Segment Start: DATA FOR ANALYSIS

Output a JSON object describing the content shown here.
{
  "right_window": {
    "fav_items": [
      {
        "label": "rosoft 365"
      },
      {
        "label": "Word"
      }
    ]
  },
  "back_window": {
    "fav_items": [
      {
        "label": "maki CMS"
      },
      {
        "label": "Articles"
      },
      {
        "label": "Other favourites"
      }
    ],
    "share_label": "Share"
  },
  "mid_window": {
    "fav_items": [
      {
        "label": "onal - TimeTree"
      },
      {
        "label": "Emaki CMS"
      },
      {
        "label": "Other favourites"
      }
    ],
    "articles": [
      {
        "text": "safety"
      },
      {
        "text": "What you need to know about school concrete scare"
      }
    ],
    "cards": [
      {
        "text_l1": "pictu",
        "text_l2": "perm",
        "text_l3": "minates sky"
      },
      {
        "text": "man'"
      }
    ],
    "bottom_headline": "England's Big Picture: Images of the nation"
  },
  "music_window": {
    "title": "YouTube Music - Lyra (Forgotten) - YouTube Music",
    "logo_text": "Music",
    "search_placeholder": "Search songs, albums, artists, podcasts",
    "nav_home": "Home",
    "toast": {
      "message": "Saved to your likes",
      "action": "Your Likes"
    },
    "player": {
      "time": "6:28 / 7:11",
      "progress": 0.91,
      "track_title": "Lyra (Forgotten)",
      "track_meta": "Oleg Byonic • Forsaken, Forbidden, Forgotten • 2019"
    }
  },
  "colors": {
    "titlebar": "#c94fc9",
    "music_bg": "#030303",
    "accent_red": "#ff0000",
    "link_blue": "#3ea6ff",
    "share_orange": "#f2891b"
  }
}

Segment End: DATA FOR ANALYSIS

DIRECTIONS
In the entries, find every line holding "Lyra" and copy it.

ANSWER SECTION
    "title": "YouTube Music - Lyra (Forgotten) - YouTube Music",
      "track_title": "Lyra (Forgotten)",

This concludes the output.